The fortnightly magazine In Dublin (www.indublin.ie) is good for Dublin nightlife and events listings, with bar, restaurant and club reviews. Dublin Tourism (www.visitdublin.com) also has online events listings that are updated daily.

As a city with a large population of young people, both natives and students, not to mention a constant influx of young, up-for-it tourists all keen to party the Irish way, it comes as no surprise that clubbing features high in Dublin social life. The dance scene has been well developed in recent years.

Moreover, Ireland's nightlife is world renowned. From cozy country pubs to lively city nightclubs and cafes there is something for everyone here. The pub is still the centre of the Irish nightlife and is a great place for talking, meeting people, catching up on some local gossip, eating, drinking and generally having a good time.

Traditional pubs are still the most common type in the country with the basic pleasures of good beer, good conversation and few frills. Local musicians often play at such places so if that's what you’re after it's usually worth asking round.

The larger towns and cities also have more modern / cosmopolitan type places including some continental-style cafe-bars, disco-bars and of course nightclubs. Dublin, with its young working population has probably one of the most eventful nightlife scenes in Europe. Ireland's position as one of the wealthiest countries in EU has brought many new venues and types of clubs into the frame. In other cities such as Belfast, Galway and Cork with their young student populations there are always music events on all year round.



Is a popular haunt owned by ex racing driver Eddie Irvine.

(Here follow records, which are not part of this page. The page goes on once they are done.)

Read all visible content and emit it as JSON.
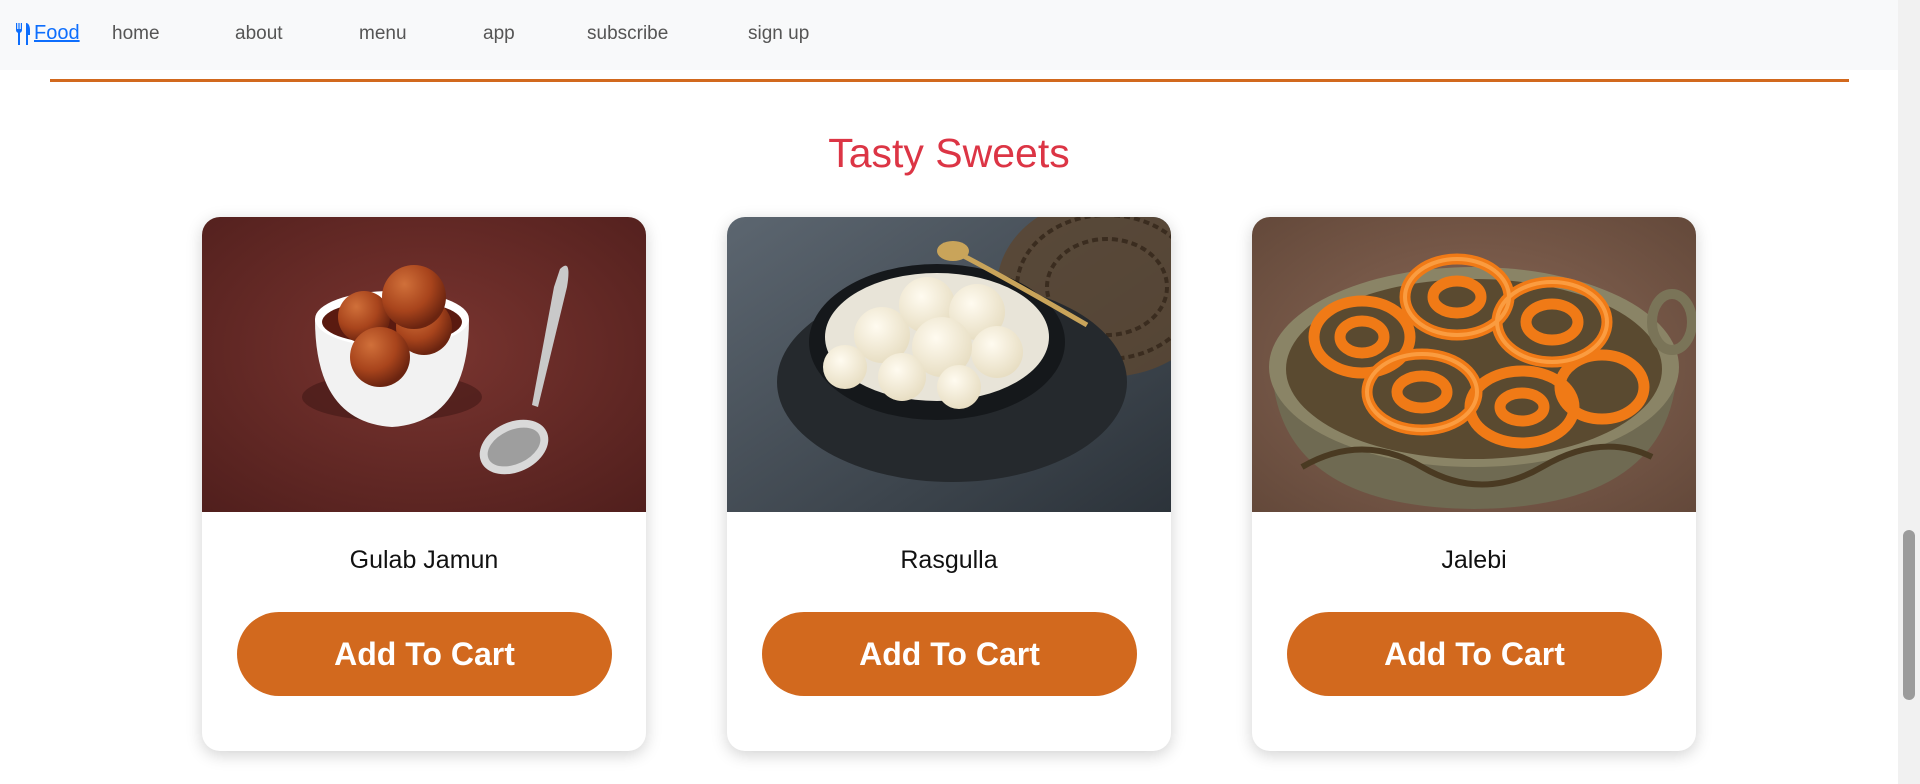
{
  "navbar": {
    "brand": "Food",
    "brand_icon": "fork-knife-icon",
    "links": [
      "home",
      "about",
      "menu",
      "app",
      "subscribe",
      "sign up"
    ]
  },
  "section": {
    "title": "Tasty Sweets"
  },
  "products": [
    {
      "name": "Gulab Jamun",
      "button": "Add To Cart"
    },
    {
      "name": "Rasgulla",
      "button": "Add To Cart"
    },
    {
      "name": "Jalebi",
      "button": "Add To Cart"
    }
  ],
  "colors": {
    "accent": "#d2691e",
    "title": "#dc3545",
    "brand": "#0d6efd",
    "navbar_bg": "#f8f9fa"
  }
}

Long deep sofas and plush armchairs are dotted around, while DJs play tunes over the weekend.

Royal Hibernian Way

Tel: (01) 679 6259.

Dawson Lounge

Ii is the smallest pub in Dublin, with room for about six people in the basement.

25 Dawson Street

Tel: (01) 677 5909.

Palace Bar

For a more traditional pub crawl, head to Temple Bar, where the Palace Bar can be found.

21 Fleet Street

Tel: (01) 677 9290.


One of the most popular bars in Dublin is Pravda, which is set to be transformed into a new, funky, live music and club venue.

2-3 Liffey Street Lower
Tel: (01) 874 0090.
Website: www.pravda.ie


Lillie's Bordello

The exclusive Lillie's Bordello is where all visiting pop stars, actors and celebrities hang out for after-show parties.

Adam Court,Grafton Street

Website: www.lilliesbordello.ie

PoD (Place of Dance)

Once a clubbing wasteland, Dublin's reputation for top-rack nightclubs is growing year on year. PoD retains its popularity and has won awards for its outlandish décor.

Harcourt Street
Tel: (01) 476 3374.

Website: www.pod.ie

Ri Ra

Combines a chilled bar with a free to enter hip club.

Dame Court

Tel: (01) 671 1220.Website: www.rira.ie

The Academy

Most live music venues host club nights after gigs. The Academy is enjoying a new lease of life and is attracting some big name international DJs as well as the cream of local talent.

57 Abbey Street Middle
Tel: (01) 877 9999.

Website: www.theacademydublin.com

O'Shea's Merchant Pub

Anyone can join in traditional Irish dancing after a pint or two at the O'Shea's Merchant Pub.

12 Bridge Street Lower
Tel: (01) 679 3797.